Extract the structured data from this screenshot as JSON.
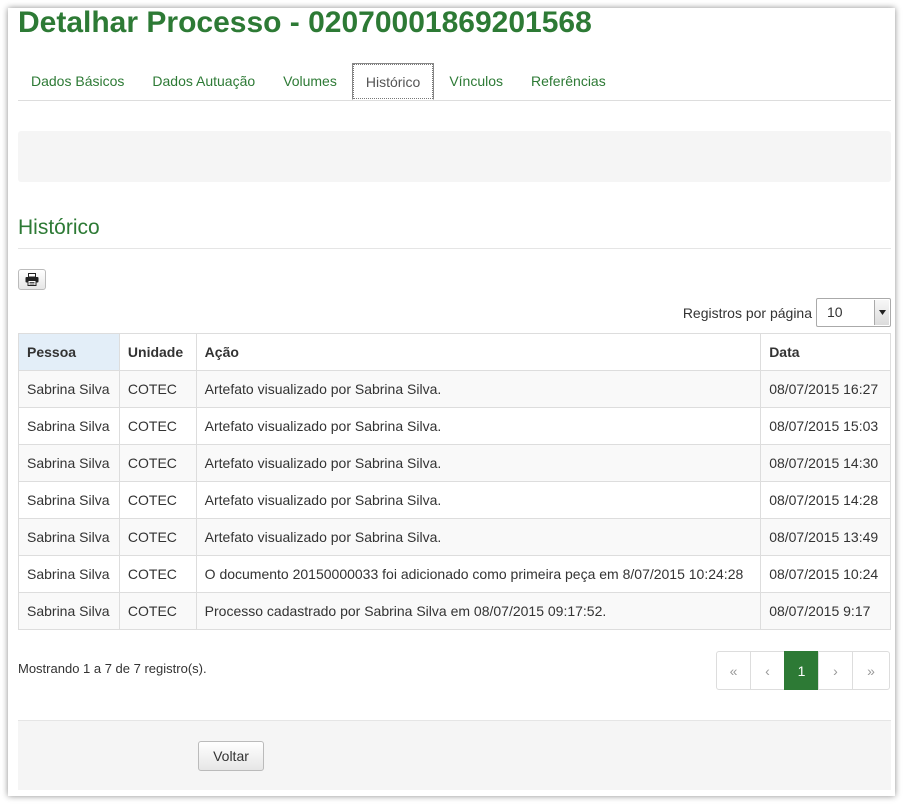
{
  "page": {
    "title": "Detalhar Processo - 02070001869201568"
  },
  "tabs": [
    {
      "label": "Dados Básicos"
    },
    {
      "label": "Dados Autuação"
    },
    {
      "label": "Volumes"
    },
    {
      "label": "Histórico",
      "active": true
    },
    {
      "label": "Vínculos"
    },
    {
      "label": "Referências"
    }
  ],
  "section": {
    "title": "Histórico"
  },
  "toolbar": {
    "print_icon": "printer-icon"
  },
  "perpage": {
    "label": "Registros por página",
    "value": "10"
  },
  "table": {
    "headers": [
      "Pessoa",
      "Unidade",
      "Ação",
      "Data"
    ],
    "rows": [
      [
        "Sabrina Silva",
        "COTEC",
        "Artefato visualizado por Sabrina Silva.",
        "08/07/2015 16:27"
      ],
      [
        "Sabrina Silva",
        "COTEC",
        "Artefato visualizado por Sabrina Silva.",
        "08/07/2015 15:03"
      ],
      [
        "Sabrina Silva",
        "COTEC",
        "Artefato visualizado por Sabrina Silva.",
        "08/07/2015 14:30"
      ],
      [
        "Sabrina Silva",
        "COTEC",
        "Artefato visualizado por Sabrina Silva.",
        "08/07/2015 14:28"
      ],
      [
        "Sabrina Silva",
        "COTEC",
        "Artefato visualizado por Sabrina Silva.",
        "08/07/2015 13:49"
      ],
      [
        "Sabrina Silva",
        "COTEC",
        "O documento 20150000033 foi adicionado como primeira peça em 8/07/2015 10:24:28",
        "08/07/2015 10:24"
      ],
      [
        "Sabrina Silva",
        "COTEC",
        "Processo cadastrado por Sabrina Silva em 08/07/2015 09:17:52.",
        "08/07/2015 9:17"
      ]
    ]
  },
  "summary": {
    "text": "Mostrando 1 a 7 de 7 registro(s)."
  },
  "pagination": {
    "first": "«",
    "prev": "‹",
    "current": "1",
    "next": "›",
    "last": "»"
  },
  "footer": {
    "back_label": "Voltar"
  },
  "colors": {
    "accent": "#2d7a35"
  }
}
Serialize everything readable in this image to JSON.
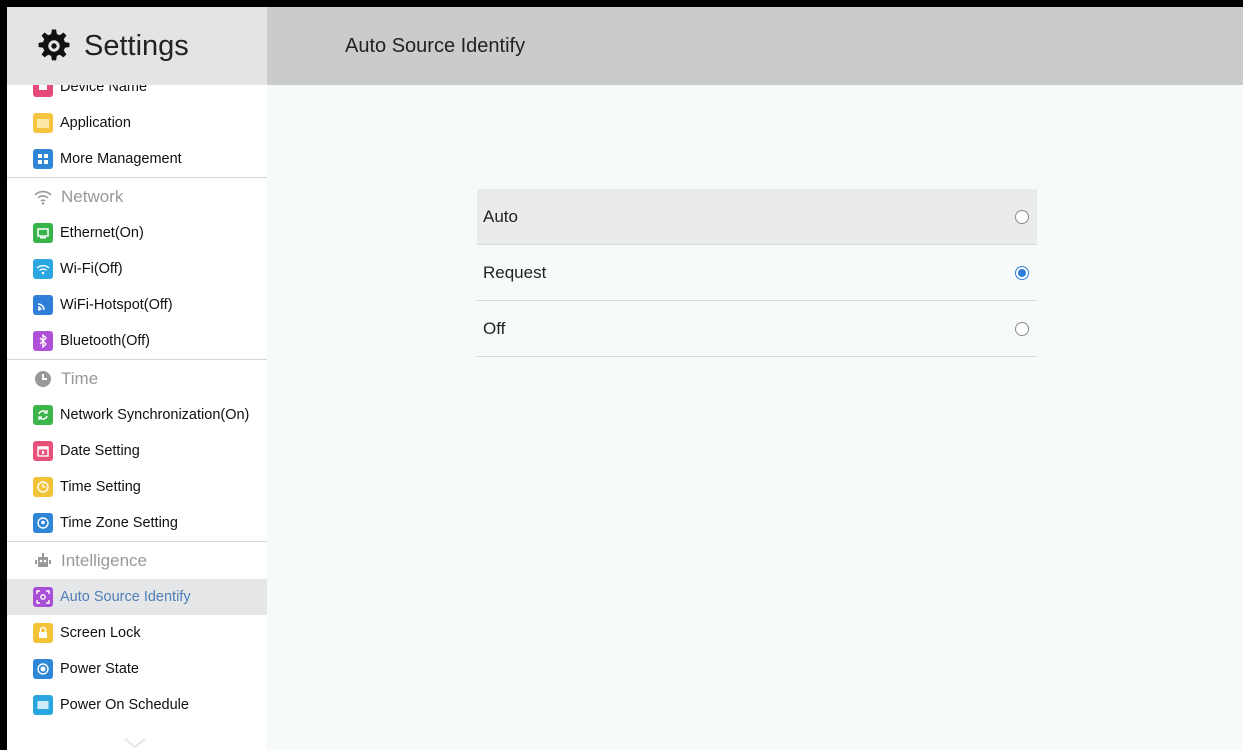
{
  "header": {
    "app_title": "Settings",
    "page_title": "Auto Source Identify"
  },
  "sidebar": {
    "items": [
      {
        "label": "Device Name",
        "icon": "device-name-icon",
        "color": "#e64a7b"
      },
      {
        "label": "Application",
        "icon": "application-icon",
        "color": "#f5c542"
      },
      {
        "label": "More Management",
        "icon": "more-management-icon",
        "color": "#2f86d6"
      },
      {
        "group": "Network",
        "icon": "wifi-icon"
      },
      {
        "label": "Ethernet(On)",
        "icon": "ethernet-icon",
        "color": "#37b34a"
      },
      {
        "label": "Wi-Fi(Off)",
        "icon": "wifi-icon",
        "color": "#2aa6e0"
      },
      {
        "label": "WiFi-Hotspot(Off)",
        "icon": "hotspot-icon",
        "color": "#2f7ed8"
      },
      {
        "label": "Bluetooth(Off)",
        "icon": "bluetooth-icon",
        "color": "#b04fd8"
      },
      {
        "group": "Time",
        "icon": "clock-icon"
      },
      {
        "label": "Network Synchronization(On)",
        "icon": "sync-icon",
        "color": "#3cb54a"
      },
      {
        "label": "Date Setting",
        "icon": "calendar-icon",
        "color": "#e8527a"
      },
      {
        "label": "Time Setting",
        "icon": "clock-icon",
        "color": "#f2c237"
      },
      {
        "label": "Time Zone Setting",
        "icon": "location-icon",
        "color": "#2f86d6"
      },
      {
        "group": "Intelligence",
        "icon": "robot-icon"
      },
      {
        "label": "Auto Source Identify",
        "icon": "source-identify-icon",
        "color": "#a94fd6",
        "active": true
      },
      {
        "label": "Screen Lock",
        "icon": "lock-icon",
        "color": "#f2c237"
      },
      {
        "label": "Power State",
        "icon": "power-state-icon",
        "color": "#2f86d6"
      },
      {
        "label": "Power On Schedule",
        "icon": "schedule-icon",
        "color": "#2aa6e0"
      }
    ]
  },
  "options": [
    {
      "label": "Auto",
      "selected": false
    },
    {
      "label": "Request",
      "selected": true
    },
    {
      "label": "Off",
      "selected": false
    }
  ],
  "colors": {
    "accent": "#2d7fd7",
    "active_text": "#4f7fb8"
  }
}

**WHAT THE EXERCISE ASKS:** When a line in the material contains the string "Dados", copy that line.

**RESPONSE AREA:**
      "label": "Dados Básicos"
      "label": "Dados Autuação"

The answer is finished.